What this task involves
Look through the entries below. Report each line that has the word "JSON" in it.
Recorded information Start Marker
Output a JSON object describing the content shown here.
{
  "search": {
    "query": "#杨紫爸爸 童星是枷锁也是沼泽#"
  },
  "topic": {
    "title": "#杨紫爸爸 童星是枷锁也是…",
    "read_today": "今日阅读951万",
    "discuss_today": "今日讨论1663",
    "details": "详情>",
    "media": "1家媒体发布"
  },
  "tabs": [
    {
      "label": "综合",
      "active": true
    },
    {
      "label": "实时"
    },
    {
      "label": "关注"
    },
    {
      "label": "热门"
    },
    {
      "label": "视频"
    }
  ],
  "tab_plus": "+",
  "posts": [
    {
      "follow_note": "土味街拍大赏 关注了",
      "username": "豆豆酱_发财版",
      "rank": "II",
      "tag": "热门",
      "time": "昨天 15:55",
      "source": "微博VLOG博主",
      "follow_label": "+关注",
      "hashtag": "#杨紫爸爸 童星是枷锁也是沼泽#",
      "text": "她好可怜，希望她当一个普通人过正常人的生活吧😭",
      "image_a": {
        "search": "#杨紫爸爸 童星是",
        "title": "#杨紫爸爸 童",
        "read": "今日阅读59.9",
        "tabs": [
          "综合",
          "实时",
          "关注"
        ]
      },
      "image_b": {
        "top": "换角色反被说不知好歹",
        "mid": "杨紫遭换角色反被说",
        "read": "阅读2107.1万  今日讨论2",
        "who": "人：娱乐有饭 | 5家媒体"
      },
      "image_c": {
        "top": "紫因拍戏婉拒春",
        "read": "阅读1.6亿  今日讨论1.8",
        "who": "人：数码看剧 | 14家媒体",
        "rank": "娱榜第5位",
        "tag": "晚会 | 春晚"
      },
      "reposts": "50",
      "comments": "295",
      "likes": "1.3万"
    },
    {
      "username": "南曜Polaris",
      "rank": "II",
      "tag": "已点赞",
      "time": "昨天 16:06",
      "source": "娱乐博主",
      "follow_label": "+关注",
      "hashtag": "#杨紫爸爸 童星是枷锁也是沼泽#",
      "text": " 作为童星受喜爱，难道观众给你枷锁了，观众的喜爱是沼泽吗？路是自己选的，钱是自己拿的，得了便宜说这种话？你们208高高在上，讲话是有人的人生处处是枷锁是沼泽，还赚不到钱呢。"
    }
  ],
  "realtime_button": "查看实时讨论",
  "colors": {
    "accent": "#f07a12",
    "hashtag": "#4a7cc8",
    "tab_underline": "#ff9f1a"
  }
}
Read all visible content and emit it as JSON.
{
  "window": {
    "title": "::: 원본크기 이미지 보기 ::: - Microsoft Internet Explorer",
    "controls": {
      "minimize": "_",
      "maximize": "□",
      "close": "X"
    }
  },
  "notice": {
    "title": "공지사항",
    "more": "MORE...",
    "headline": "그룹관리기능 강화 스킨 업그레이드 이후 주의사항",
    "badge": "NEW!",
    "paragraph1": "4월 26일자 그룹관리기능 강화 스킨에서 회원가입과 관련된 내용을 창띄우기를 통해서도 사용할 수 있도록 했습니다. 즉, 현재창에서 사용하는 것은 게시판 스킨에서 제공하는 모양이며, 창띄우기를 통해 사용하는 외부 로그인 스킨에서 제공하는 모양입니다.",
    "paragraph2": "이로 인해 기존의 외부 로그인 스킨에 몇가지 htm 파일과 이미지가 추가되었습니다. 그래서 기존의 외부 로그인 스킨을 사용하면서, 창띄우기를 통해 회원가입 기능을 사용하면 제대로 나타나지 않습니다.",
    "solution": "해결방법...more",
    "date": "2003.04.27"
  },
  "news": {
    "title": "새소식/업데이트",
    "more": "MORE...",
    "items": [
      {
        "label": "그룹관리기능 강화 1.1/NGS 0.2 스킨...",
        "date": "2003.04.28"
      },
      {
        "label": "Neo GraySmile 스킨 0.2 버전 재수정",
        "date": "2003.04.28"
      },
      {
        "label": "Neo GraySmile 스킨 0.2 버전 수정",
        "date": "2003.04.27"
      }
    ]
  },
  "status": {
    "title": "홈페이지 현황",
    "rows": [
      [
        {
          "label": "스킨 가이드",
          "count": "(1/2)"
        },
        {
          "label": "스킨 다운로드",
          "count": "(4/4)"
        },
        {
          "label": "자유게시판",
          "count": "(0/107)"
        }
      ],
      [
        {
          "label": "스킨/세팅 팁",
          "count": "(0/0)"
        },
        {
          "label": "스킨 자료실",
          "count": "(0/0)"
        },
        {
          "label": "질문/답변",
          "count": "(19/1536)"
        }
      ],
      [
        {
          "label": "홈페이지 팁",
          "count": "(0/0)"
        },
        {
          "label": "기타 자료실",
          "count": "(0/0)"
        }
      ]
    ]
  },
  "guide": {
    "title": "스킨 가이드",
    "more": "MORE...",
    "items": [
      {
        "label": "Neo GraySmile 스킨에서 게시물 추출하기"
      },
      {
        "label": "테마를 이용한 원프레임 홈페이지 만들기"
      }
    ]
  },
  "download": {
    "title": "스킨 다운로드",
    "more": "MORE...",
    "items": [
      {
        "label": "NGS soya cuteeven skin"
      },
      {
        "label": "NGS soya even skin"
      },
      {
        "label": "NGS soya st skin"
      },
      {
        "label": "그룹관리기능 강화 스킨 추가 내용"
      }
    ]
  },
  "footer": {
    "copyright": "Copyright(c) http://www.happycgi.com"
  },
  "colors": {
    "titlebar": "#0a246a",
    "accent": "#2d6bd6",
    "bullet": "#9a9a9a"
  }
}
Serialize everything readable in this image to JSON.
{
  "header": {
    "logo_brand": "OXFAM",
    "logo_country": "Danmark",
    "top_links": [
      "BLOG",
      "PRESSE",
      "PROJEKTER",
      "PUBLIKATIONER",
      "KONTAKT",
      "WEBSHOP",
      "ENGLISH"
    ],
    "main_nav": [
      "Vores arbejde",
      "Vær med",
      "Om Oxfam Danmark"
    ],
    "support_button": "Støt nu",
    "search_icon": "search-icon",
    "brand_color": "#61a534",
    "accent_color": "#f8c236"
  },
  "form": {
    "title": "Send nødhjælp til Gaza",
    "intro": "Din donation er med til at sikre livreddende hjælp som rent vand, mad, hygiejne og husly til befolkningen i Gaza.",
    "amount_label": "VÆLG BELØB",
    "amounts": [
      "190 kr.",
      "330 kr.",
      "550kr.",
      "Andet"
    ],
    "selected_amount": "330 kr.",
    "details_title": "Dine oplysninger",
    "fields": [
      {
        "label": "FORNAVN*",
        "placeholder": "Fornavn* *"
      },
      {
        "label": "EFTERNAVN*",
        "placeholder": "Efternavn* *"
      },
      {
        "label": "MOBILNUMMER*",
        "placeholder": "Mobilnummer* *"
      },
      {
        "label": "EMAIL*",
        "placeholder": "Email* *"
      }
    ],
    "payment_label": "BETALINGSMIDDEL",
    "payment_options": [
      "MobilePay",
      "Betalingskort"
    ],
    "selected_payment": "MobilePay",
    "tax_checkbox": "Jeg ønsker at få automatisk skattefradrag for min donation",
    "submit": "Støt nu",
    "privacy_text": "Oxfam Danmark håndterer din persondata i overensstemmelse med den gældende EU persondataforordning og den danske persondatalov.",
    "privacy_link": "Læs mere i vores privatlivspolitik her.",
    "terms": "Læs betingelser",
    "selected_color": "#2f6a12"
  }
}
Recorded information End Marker
Exercise response
Output a JSON object describing the content shown here.
Read all visible content and emit it as JSON.
Serialize everything readable in this image to JSON.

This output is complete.